I’m finishing an initial draft of a dark comedy novel about evil geniuses. It started out life as an idea for a television series, but I think it works much better as a book. I love the characters; I think there’s a fun mix of comedy, action and mystery.

 How much research do you do?

Quite a lot; I like to be accurate when dealing with real things that people can check on. But I also like writing about futuristic technology and alternate worlds where I can make my own rules. The key is not letting research distract me from writing. The internet is a wonderful source and a massive time-suck.

 How long does it take you to write a book?

Way too long. Once I have a draft, I put off redrafting. Books sit around in limbo interminably. I’m afraid I fall prey to the common problem where bright new ideas are more fun than old ones that need polishing up.

 Best writing moment so far?

Winning a writing competition that involved finishing off a short story started by Mike Carey, who’s written some great books and graphic novels. I submitted the story, then later received an email recommending I go along to a specific book festival. That was a clue that my story had probably been shortlisted, but when I met Mike at the festival and he said such nice things about my contribution… well, it was lovely to hear that from a writer I respect so much!

What are your ambitions, writing wise?

I would like to publish the novel I’m currently working on – I think it’s good enough to entertain people. And I would like to see my full-length play performed. But really, I write because I enjoy it. It’s a great bonus if others like it too.

 What is your writing routine – do you have a favourite time of day for writing?

Afternoons work best for me, through to evenings.

 Do you have a set amount of writing to do each day – if so, how is it measured – pages, words, lines, time…?

No. I probably should. It would definitely increase my productivity!

 What is your writing method?

Most of the time I approach a project with a hook and only a vague idea what’s going to happen; I let the characters dictate the bulk of the plot. This has worked out quite well, but my most recent novel was written from a detailed outline, which really helped me achieve the NaNoWriMo word count on time. So I’m happy to use both methods.

 Do you have any particular writing habits?

Not really, but I always use my laptop (or my phone/tablet if I’m travelling) rather than long-hand, and I generally have some music on while I write.

What inspires you to write?

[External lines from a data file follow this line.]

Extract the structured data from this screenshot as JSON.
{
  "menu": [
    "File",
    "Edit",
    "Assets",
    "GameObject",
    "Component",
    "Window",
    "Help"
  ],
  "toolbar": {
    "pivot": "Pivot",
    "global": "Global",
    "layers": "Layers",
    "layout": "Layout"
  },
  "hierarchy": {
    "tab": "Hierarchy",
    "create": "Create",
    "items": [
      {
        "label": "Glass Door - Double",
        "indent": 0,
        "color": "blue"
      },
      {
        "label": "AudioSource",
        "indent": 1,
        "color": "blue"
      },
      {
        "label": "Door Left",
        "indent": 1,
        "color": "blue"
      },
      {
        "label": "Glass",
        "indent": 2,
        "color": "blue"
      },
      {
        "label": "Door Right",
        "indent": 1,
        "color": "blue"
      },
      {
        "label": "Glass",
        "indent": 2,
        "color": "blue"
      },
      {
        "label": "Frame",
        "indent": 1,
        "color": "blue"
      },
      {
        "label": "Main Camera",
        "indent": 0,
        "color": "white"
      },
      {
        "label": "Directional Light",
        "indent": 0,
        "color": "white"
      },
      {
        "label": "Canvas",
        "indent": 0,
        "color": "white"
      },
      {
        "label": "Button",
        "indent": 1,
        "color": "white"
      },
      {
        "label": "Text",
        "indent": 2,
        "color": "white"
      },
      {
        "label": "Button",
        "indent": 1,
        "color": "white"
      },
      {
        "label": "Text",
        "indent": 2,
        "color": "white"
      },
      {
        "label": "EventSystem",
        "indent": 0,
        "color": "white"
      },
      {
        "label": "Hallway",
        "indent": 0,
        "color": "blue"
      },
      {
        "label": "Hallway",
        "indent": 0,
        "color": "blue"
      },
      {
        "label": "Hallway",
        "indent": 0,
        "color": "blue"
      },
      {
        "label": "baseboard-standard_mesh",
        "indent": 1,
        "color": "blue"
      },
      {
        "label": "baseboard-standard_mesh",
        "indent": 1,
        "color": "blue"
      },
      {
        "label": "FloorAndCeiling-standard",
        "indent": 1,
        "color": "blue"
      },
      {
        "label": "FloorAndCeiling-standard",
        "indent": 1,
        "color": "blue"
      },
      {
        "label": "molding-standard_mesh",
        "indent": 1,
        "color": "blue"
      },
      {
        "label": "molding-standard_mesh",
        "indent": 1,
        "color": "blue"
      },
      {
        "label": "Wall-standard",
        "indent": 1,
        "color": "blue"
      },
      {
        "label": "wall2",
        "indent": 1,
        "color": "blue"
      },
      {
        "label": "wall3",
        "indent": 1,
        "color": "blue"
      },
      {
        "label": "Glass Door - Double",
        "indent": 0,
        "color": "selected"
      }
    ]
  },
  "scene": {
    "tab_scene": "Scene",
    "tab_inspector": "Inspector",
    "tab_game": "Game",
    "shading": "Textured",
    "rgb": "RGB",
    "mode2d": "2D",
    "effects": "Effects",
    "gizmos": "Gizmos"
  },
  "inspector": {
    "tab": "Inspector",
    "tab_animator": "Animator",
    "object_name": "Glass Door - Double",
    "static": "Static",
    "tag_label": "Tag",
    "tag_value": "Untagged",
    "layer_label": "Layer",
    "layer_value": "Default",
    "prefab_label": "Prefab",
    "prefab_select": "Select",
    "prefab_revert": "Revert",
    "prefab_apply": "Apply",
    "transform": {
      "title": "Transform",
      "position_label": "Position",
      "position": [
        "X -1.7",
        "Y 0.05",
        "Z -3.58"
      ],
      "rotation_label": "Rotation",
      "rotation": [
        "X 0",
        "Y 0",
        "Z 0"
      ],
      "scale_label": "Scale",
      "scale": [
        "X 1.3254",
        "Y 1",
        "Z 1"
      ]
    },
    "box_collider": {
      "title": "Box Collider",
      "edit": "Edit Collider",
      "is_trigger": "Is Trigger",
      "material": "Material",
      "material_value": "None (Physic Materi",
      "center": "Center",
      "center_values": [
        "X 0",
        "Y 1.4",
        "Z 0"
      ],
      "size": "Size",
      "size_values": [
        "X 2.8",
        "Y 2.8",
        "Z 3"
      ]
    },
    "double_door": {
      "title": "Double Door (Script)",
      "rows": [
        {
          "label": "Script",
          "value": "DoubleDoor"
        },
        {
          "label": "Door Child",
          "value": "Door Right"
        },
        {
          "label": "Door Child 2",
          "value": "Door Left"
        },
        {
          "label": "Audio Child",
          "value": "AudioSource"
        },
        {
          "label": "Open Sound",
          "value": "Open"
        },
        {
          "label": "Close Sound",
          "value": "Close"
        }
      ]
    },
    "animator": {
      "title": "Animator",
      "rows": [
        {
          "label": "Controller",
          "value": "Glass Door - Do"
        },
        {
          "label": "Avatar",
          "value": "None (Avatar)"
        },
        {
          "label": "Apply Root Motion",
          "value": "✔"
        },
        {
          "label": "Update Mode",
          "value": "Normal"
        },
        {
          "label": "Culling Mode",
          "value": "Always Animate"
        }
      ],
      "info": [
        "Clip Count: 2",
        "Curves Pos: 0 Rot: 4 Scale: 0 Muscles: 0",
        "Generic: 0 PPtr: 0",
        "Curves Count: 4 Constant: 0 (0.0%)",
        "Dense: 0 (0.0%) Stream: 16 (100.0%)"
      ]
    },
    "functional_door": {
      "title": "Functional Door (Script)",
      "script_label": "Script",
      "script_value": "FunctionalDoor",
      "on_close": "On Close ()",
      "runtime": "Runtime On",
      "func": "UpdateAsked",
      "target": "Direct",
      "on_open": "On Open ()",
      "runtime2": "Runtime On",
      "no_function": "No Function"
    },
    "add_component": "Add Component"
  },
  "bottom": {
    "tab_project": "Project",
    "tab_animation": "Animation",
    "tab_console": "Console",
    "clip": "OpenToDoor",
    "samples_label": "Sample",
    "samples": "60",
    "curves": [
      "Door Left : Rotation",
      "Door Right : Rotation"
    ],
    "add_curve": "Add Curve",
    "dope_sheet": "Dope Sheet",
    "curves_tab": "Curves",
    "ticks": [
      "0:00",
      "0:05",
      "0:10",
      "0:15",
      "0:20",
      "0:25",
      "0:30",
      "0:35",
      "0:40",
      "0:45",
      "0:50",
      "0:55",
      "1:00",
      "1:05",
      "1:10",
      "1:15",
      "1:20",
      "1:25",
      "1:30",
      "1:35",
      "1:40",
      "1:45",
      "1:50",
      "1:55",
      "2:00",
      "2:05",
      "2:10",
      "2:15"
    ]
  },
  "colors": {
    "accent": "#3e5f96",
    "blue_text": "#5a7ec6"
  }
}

Ideas! Wonderful scenes appear in my mind, leading me to ask questions about the characters, the situation, the way forward… Science and technology innovations also inspire me, as do oddities of the natural world.

What are you reading right now?

I usually have a few books on the go at any time, both paperback and e-book, for different reading opportunities. At the moment, I’m reading End of the World Blues by Jon Courtenay Grimwood, Leviathan by Scott Westerfeld, Kill the Dead, part of the Sandman Slim series by Richard Kadrey and Rivers of London by Ben Aaronovitch.

 A few quick questions to finish with. Favourite book…

Hmm. I could give you a favourite bookshelf-full, but just one – impossible. However, books I recommend to others include: The Risen Empire by Scott Westerfeld, Old Man’s War by John Scalzi, A Madness of Angels by Kate Griffin, Darkly Dreaming Dexter by Jeff Lindsay… (there will be lots of others worthy of a mention that have slipped my mind!)


Non-alcoholic: milkshake!  Alcoholic: Swedish cider


Something Italian, or a lamb roast. Or jelly sweets, of course. Surely they’re a writers’ staple?


The Prestige, Bladerunner, 13 Ghosts

Television programme…

Game of Thrones, Suits

Radio programme…

I enjoyed the recent adaptation of Good Omens (Terry Pratchett and Neil Gaiman)


Industrial metal, EBM; rocky things like VNV Nation, Covenant, NIN, Blue Stahli

Thanks for taking part in the Literary Smorgasbord, Leila.

Leila Eadie

Leila Eadie

You can follow Leila on Twitter and find out more about her at makingstuffup.co.uk 

LG Thomson is the author of Boyle’s Law, Each New Morn, and Erosion.